There has been an uprising in the city of New York called Occupy Wall Street, in which an ongoing series of demonstrations are taking place in Liberty Square. According to the Occupy Wall Street page on Wikipedia, protesters are mainly protesting against social and economic inequality, corporate greed and the influence of corporate money and lobbyists on government among other concerns.
By October 9, similar demonstrations had been held or were ongoing in over 70 cities, including D.C. In D.C. two groups are protesting in McPherson Square and Freedom Plaza, both locations in the downtown business areas of the city. 8 of the 13 councilmember’s support the movement that’s taking place around the city.
Constitutionally, Americans are protected by the First Amendment Right, which protects a person’s “right to peaceably assemble or prohibiting the petitioning for a governmental redress of grievances.” Also included in this right is the freedom of speech.
Political pundits are comparing the protests with those of the recent uprisings in the Middle East, most notably Tahir Square in Egypt, where protesting citizens overthrew the long-standing dictatorial government.
According to Occupydc.org website, the group states that it is a “peaceful grassroots movement that are fed up with the current political and economical system in this nation. They say they are independent of Occupy Wall Street, but share the same philosophy and that they focus “on spreading the idea of Occupy Together and Occupy Wall Street in our nations capital Washington DC.”
Bank Transfer Day
The Occupy Wall Street movement has stated that it is supporting the “Bank Transfer Day,” a day dubbed on November 5th where it is calling for all Americans to withdraw their money from big banks.
This movement encourages bank customers to take their cash out of big banks and put it in smaller banks and credit unions instead.
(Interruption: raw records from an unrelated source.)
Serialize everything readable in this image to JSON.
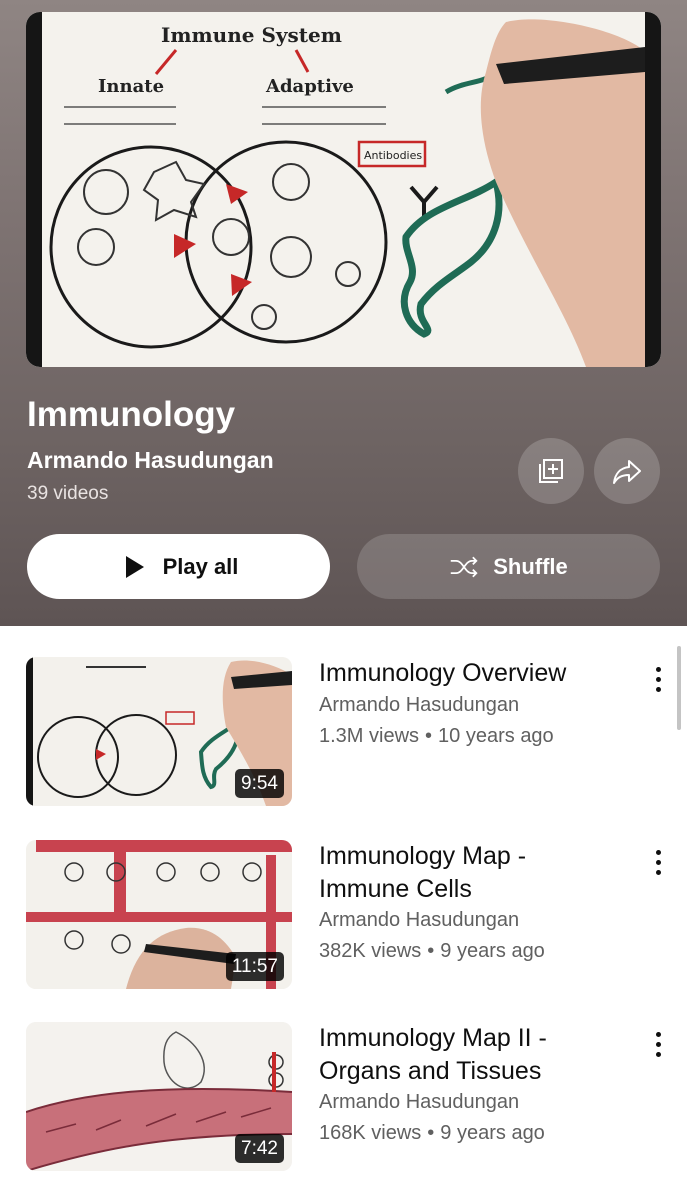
{
  "playlist": {
    "title": "Immunology",
    "channel": "Armando Hasudungan",
    "video_count": "39 videos",
    "play_all_label": "Play all",
    "shuffle_label": "Shuffle"
  },
  "hero_art": {
    "heading": "Immune System",
    "innate": "Innate",
    "adaptive": "Adaptive",
    "antibodies": "Antibodies"
  },
  "videos": [
    {
      "title": "Immunology Overview",
      "channel": "Armando Hasudungan",
      "views": "1.3M views",
      "age": "10 years ago",
      "duration": "9:54"
    },
    {
      "title": "Immunology Map - Immune Cells",
      "channel": "Armando Hasudungan",
      "views": "382K views",
      "age": "9 years ago",
      "duration": "11:57"
    },
    {
      "title": "Immunology Map II - Organs and Tissues",
      "channel": "Armando Hasudungan",
      "views": "168K views",
      "age": "9 years ago",
      "duration": "7:42"
    }
  ],
  "icons": {
    "save": "playlist-add-icon",
    "share": "share-icon",
    "play": "play-icon",
    "shuffle": "shuffle-icon",
    "menu": "more-vertical-icon"
  },
  "colors": {
    "header_gradient_top": "#8f8583",
    "header_gradient_bottom": "#5e5454",
    "text_primary": "#0f0f0f",
    "text_secondary": "#606060",
    "antibody_red": "#c62828",
    "pathogen_green": "#1f6b55"
  }
}
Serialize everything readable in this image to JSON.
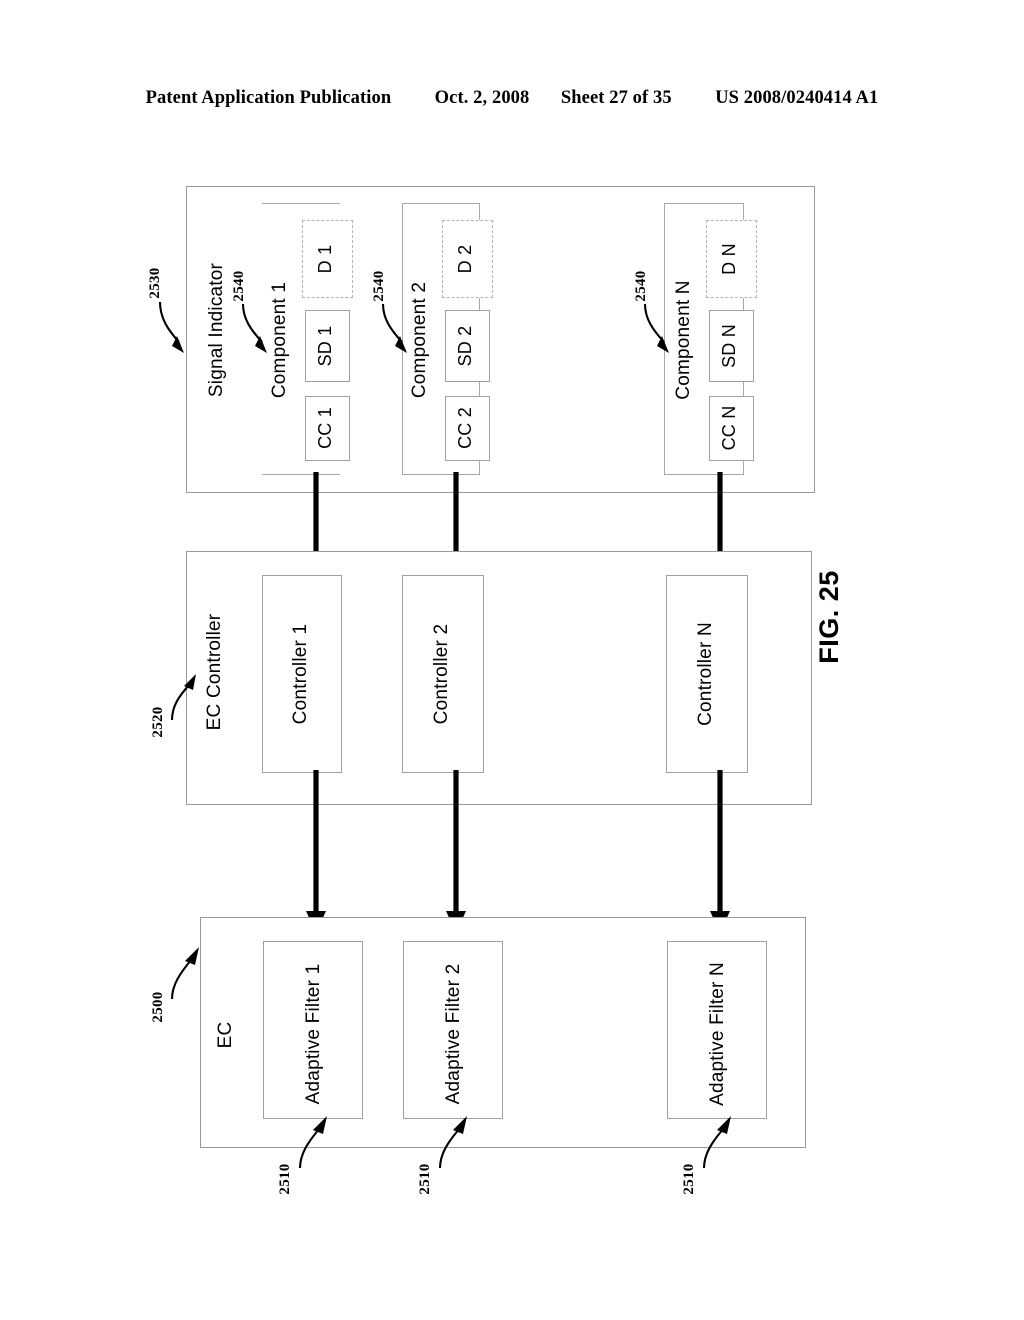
{
  "header": {
    "publication": "Patent Application Publication",
    "date": "Oct. 2, 2008",
    "sheet": "Sheet 27 of 35",
    "patent_number": "US 2008/0240414 A1"
  },
  "figure": {
    "label": "FIG. 25",
    "reference_numerals": {
      "signal_indicator": "2530",
      "component": "2540",
      "ec_controller": "2520",
      "ec": "2500",
      "adaptive_filter": "2510"
    },
    "blocks": {
      "signal_indicator": {
        "title": "Signal Indicator",
        "ref": "2530",
        "components": [
          {
            "title": "Component 1",
            "ref": "2540",
            "sub_blocks": [
              {
                "label": "CC 1",
                "style": "solid"
              },
              {
                "label": "SD 1",
                "style": "solid"
              },
              {
                "label": "D 1",
                "style": "dashed"
              }
            ]
          },
          {
            "title": "Component 2",
            "ref": "2540",
            "sub_blocks": [
              {
                "label": "CC 2",
                "style": "solid"
              },
              {
                "label": "SD 2",
                "style": "solid"
              },
              {
                "label": "D 2",
                "style": "dashed"
              }
            ]
          },
          {
            "title": "Component N",
            "ref": "2540",
            "sub_blocks": [
              {
                "label": "CC N",
                "style": "solid"
              },
              {
                "label": "SD N",
                "style": "solid"
              },
              {
                "label": "D N",
                "style": "dashed"
              }
            ]
          }
        ]
      },
      "ec_controller": {
        "title": "EC Controller",
        "ref": "2520",
        "controllers": [
          {
            "label": "Controller 1"
          },
          {
            "label": "Controller 2"
          },
          {
            "label": "Controller N"
          }
        ]
      },
      "ec": {
        "title": "EC",
        "ref": "2500",
        "filters": [
          {
            "label": "Adaptive Filter 1",
            "ref": "2510"
          },
          {
            "label": "Adaptive Filter 2",
            "ref": "2510"
          },
          {
            "label": "Adaptive Filter N",
            "ref": "2510"
          }
        ]
      }
    }
  },
  "colors": {
    "ink": "#000000",
    "block_stroke": "#9a9a9a",
    "inner_stroke": "#a0a0a0",
    "dashed_stroke": "#b4b4b4"
  }
}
The Facebook page for Bank Transfer Day sates:
“Together we can ensure that these banking institutions will ALWAYS remember the 5th of November!! If the 99% removes our funds from the major banking institutions on or by this date, we will send a clear message and give the 1% a taste of the fear that we experience every day when we aren’t able to pay for our rent, food, medication, utilities, student loans, etc.”
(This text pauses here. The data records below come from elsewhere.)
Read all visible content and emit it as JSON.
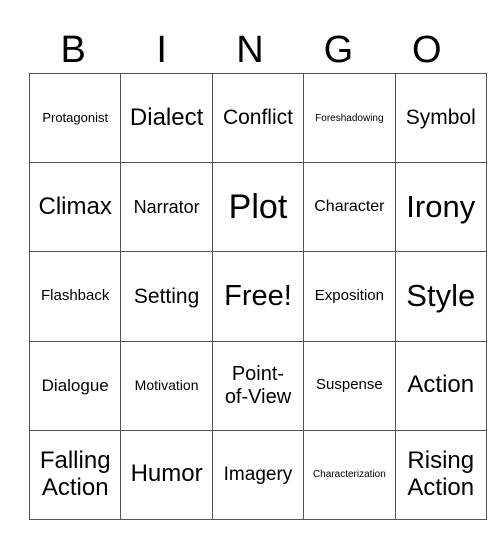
{
  "header": [
    "B",
    "I",
    "N",
    "G",
    "O"
  ],
  "rows": [
    [
      {
        "t": "Protagonist",
        "s": 13
      },
      {
        "t": "Dialect",
        "s": 24
      },
      {
        "t": "Conflict",
        "s": 21
      },
      {
        "t": "Foreshadowing",
        "s": 10
      },
      {
        "t": "Symbol",
        "s": 21
      }
    ],
    [
      {
        "t": "Climax",
        "s": 24
      },
      {
        "t": "Narrator",
        "s": 18
      },
      {
        "t": "Plot",
        "s": 34
      },
      {
        "t": "Character",
        "s": 16
      },
      {
        "t": "Irony",
        "s": 31
      }
    ],
    [
      {
        "t": "Flashback",
        "s": 15
      },
      {
        "t": "Setting",
        "s": 21
      },
      {
        "t": "Free!",
        "s": 29
      },
      {
        "t": "Exposition",
        "s": 15
      },
      {
        "t": "Style",
        "s": 31
      }
    ],
    [
      {
        "t": "Dialogue",
        "s": 17
      },
      {
        "t": "Motivation",
        "s": 14
      },
      {
        "t": "Point-of-View",
        "s": 20
      },
      {
        "t": "Suspense",
        "s": 15
      },
      {
        "t": "Action",
        "s": 24
      }
    ],
    [
      {
        "t": "Falling Action",
        "s": 24
      },
      {
        "t": "Humor",
        "s": 24
      },
      {
        "t": "Imagery",
        "s": 19
      },
      {
        "t": "Characterization",
        "s": 10
      },
      {
        "t": "Rising Action",
        "s": 24
      }
    ]
  ]
}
Aggressive monthly fees instituted by banks like Bank of America and Wells Fargo are examples of why this event is taking place. Backers of the movement believe these big banks are instituting these fees to make up for the profits lost from new financial regulations.